Dataset rows describing interfaces:

=== Section Start ===

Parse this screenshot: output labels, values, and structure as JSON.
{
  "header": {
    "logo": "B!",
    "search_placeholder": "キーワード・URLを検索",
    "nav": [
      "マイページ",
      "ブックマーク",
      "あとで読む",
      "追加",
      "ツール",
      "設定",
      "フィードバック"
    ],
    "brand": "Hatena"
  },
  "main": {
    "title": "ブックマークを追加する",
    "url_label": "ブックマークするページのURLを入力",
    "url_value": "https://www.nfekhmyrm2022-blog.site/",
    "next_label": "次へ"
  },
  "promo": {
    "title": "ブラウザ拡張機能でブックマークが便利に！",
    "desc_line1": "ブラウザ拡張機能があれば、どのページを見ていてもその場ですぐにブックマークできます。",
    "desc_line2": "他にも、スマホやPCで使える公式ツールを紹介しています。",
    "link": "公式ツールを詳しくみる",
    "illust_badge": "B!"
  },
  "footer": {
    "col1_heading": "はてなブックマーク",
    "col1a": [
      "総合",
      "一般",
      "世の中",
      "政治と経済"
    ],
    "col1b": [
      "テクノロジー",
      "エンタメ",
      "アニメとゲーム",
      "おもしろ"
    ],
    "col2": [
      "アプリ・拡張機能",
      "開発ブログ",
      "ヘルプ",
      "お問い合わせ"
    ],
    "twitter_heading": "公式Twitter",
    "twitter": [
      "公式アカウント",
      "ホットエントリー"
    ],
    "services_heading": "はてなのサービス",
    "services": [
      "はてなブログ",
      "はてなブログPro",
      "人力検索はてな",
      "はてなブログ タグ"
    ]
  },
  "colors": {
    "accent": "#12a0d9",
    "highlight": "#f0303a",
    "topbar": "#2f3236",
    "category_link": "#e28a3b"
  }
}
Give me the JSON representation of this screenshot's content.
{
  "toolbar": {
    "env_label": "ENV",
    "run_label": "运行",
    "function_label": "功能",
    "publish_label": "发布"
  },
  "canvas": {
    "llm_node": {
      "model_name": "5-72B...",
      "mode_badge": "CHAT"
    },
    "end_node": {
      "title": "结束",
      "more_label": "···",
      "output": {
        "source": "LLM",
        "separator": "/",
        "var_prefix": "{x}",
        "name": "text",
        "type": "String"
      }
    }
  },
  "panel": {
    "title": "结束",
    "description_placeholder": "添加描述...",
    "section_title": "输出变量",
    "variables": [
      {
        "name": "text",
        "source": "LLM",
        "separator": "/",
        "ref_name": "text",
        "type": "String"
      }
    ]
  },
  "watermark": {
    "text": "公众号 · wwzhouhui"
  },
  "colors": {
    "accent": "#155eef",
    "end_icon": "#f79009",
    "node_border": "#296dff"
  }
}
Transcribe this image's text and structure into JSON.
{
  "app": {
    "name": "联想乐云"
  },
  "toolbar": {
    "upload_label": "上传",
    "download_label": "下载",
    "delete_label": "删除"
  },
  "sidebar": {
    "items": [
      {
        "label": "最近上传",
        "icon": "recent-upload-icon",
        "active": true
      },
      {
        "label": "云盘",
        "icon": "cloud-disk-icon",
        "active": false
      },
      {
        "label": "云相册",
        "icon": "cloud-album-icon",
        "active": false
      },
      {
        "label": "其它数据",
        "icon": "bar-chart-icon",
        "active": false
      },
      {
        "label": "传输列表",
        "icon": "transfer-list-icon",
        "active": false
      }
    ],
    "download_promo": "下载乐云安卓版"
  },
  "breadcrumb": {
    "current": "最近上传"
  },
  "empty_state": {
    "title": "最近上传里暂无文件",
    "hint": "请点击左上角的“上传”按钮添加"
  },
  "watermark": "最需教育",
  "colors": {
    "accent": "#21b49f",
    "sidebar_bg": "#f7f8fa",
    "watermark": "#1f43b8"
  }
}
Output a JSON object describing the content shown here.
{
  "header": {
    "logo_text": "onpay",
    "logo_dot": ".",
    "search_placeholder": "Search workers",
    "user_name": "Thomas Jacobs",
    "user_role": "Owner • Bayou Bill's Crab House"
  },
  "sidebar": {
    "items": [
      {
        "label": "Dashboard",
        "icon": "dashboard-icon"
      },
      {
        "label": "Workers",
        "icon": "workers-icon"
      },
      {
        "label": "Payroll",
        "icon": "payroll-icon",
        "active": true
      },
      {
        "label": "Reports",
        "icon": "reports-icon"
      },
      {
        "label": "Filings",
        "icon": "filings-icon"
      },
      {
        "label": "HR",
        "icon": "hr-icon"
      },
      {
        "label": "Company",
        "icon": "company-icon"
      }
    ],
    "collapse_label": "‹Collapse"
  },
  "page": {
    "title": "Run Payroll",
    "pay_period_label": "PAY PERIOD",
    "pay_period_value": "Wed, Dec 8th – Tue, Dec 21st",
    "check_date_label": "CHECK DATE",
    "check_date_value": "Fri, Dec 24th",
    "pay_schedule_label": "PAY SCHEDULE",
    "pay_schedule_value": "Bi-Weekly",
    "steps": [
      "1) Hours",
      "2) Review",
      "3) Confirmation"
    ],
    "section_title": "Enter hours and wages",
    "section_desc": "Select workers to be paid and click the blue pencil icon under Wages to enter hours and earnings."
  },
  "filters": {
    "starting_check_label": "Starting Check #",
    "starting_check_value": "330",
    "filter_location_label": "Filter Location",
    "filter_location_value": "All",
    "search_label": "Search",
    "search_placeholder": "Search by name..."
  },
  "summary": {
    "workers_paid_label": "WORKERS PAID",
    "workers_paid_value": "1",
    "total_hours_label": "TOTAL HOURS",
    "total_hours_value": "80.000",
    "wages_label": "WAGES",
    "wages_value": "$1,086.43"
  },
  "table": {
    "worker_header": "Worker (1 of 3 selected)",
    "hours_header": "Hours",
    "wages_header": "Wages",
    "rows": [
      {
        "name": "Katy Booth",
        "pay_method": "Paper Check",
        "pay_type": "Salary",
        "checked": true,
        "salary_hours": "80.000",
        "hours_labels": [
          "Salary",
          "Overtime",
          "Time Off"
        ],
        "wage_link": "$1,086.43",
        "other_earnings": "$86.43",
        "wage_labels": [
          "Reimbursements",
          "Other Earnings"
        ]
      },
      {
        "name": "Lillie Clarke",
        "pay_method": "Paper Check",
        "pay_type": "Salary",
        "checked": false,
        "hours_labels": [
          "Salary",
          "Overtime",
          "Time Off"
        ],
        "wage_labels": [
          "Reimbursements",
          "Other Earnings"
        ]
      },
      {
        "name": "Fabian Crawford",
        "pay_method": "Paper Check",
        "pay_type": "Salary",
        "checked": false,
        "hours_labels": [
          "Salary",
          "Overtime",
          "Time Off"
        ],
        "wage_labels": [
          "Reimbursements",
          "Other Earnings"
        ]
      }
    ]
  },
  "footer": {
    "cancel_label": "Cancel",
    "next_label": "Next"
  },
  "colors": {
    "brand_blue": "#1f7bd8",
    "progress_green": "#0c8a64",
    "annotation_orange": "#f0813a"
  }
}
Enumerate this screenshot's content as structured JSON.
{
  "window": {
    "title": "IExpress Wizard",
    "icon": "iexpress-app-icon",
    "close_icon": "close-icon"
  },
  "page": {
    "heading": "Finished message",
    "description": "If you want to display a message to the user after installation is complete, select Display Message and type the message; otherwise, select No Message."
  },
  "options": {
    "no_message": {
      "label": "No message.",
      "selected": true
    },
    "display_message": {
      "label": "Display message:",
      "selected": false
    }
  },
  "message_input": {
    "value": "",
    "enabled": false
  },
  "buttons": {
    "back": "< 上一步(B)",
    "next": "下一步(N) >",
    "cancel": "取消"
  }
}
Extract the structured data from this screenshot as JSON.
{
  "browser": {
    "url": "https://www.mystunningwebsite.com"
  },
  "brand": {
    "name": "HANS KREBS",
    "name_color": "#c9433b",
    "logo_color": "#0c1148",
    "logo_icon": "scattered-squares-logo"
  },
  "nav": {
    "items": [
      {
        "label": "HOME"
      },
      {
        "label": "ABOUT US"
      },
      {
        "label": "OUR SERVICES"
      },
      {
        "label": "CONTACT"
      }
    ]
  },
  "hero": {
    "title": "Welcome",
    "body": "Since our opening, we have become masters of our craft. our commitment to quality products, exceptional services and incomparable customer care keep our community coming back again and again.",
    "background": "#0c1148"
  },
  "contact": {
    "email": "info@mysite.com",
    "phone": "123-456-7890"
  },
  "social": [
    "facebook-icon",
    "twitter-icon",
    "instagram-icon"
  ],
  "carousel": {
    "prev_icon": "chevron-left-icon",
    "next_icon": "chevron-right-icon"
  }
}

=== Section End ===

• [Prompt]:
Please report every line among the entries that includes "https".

• [Answer to this problem]:
    "url_value": "https://www.nfekhmyrm2022-blog.site/",
    "url": "https://www.mystunningwebsite.com"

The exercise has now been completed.